In an effort to provide clarity regarding the components and significance of quality score, Google Chief Economist, Hal Varian released a white paper, Settling the (Quality) Score (PDF), in tandem with a video explaining the AdWords auction parsing process.
While there’s a treasure trove of information in both resources, Google seems primarily interested in driving home the point that quality score should be used to illuminate in-account issues, not be used as the guiding lantern in your trudge through the dank caverns of account management…so to speak.
Here are a few quotes pulled from the whitepaper that illustrate this:
- “Quality Score is like a warning light in a car’s engine that shows how healthy your ads and keywords are. It’s not meant to be [a] detailed metric that should be the focus of account management.” (pg. 3)
- “We’re continually improving the way that we calculate the quality of your ads, and that calculation will never be captured by a simple 1-10 number.” (pg. 6)
- “Your Quality Score will give you insight into how you’re performing, but ‘chasing the number’ shouldn’t be the focus of your optimizations.” (pg. 10)
Google also presented 3 items that do matter in improving quality, 3 items that do not, as well as actionable recommendations for all 6 scenarios. The below chart can also be found on page 3 of Settling the (Quality) Score.

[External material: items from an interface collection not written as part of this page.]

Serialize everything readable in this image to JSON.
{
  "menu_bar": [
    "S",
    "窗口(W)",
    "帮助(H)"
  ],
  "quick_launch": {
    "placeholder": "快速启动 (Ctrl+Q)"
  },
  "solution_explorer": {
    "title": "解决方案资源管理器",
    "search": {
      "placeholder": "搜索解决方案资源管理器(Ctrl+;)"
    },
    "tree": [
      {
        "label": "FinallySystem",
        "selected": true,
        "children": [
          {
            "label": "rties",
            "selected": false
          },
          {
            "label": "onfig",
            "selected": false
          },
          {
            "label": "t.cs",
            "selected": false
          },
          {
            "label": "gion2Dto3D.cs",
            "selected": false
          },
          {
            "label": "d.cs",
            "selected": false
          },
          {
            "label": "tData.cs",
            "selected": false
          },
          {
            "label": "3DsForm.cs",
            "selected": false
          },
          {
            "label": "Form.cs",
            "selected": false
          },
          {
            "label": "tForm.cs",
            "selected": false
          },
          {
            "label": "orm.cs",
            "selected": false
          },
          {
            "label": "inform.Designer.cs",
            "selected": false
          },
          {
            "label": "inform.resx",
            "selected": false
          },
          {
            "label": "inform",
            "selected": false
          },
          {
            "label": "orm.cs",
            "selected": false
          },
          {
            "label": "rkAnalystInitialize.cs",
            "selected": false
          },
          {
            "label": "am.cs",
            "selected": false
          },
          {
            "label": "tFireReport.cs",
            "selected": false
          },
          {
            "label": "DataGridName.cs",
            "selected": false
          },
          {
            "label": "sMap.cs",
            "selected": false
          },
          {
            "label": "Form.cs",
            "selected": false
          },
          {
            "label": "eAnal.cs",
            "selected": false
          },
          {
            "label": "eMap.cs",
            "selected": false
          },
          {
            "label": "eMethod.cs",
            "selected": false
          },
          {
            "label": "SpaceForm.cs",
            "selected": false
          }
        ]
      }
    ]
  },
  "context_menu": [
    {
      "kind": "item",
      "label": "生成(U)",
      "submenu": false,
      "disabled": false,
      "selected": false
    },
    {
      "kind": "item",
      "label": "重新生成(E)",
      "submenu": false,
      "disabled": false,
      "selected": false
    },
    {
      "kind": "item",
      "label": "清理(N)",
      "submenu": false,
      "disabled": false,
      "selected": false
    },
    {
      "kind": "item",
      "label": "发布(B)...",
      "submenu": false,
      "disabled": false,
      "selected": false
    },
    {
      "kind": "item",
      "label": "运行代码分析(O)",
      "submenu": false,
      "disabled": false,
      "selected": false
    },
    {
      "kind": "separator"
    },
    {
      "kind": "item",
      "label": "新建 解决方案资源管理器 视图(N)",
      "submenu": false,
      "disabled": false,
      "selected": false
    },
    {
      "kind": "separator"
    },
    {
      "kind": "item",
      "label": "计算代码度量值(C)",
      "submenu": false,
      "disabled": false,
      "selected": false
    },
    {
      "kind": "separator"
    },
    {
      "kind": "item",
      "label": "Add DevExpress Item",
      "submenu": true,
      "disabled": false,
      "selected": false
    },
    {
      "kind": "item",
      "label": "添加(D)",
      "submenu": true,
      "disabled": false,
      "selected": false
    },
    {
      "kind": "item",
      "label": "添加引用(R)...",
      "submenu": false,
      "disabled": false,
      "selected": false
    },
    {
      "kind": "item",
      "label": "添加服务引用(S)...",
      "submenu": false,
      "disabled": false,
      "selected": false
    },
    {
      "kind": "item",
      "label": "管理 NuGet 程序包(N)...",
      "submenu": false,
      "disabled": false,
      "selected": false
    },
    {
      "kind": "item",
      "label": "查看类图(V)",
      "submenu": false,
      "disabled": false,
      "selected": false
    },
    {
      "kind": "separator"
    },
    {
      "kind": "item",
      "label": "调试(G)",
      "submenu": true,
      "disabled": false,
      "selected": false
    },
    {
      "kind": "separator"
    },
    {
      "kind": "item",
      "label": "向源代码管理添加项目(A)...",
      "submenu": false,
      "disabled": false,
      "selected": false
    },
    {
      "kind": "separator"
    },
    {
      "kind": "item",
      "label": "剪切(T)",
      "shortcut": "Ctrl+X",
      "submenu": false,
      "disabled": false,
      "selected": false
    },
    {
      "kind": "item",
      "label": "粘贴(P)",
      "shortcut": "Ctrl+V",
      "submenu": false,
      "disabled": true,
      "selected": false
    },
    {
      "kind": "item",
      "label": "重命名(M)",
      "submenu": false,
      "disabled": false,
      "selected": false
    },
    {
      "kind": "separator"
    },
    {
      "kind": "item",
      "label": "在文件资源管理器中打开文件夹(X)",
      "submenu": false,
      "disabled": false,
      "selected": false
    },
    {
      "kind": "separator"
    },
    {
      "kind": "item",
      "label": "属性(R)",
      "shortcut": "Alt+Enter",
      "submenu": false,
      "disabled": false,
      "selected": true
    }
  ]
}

Google also further emphasizes that Quality Score is more than just an integer, and that the score itself is not utilized during the ad auction. Rather, the three components of quality score— ad relevance, expected CTR, and landing page experience— are individually judged, weighted, and applied to the ad auction formula.
All in all, Google didn’t release any information that wasn’t already available to us, but it’s pretty evident that misguided optimizations and an industry-wide debate about the importance of quality score were prevalent enough to warrant a friendly reminder to not let the tail wag the dog.
So what have we learned, fellow paid-search clickmonkeys? Be creative, be compelling, be relevant, and always remember that actual performance indicating metrics should outshine all else when considering optimizations.
(featured image by Oaktor Photography/Flickr)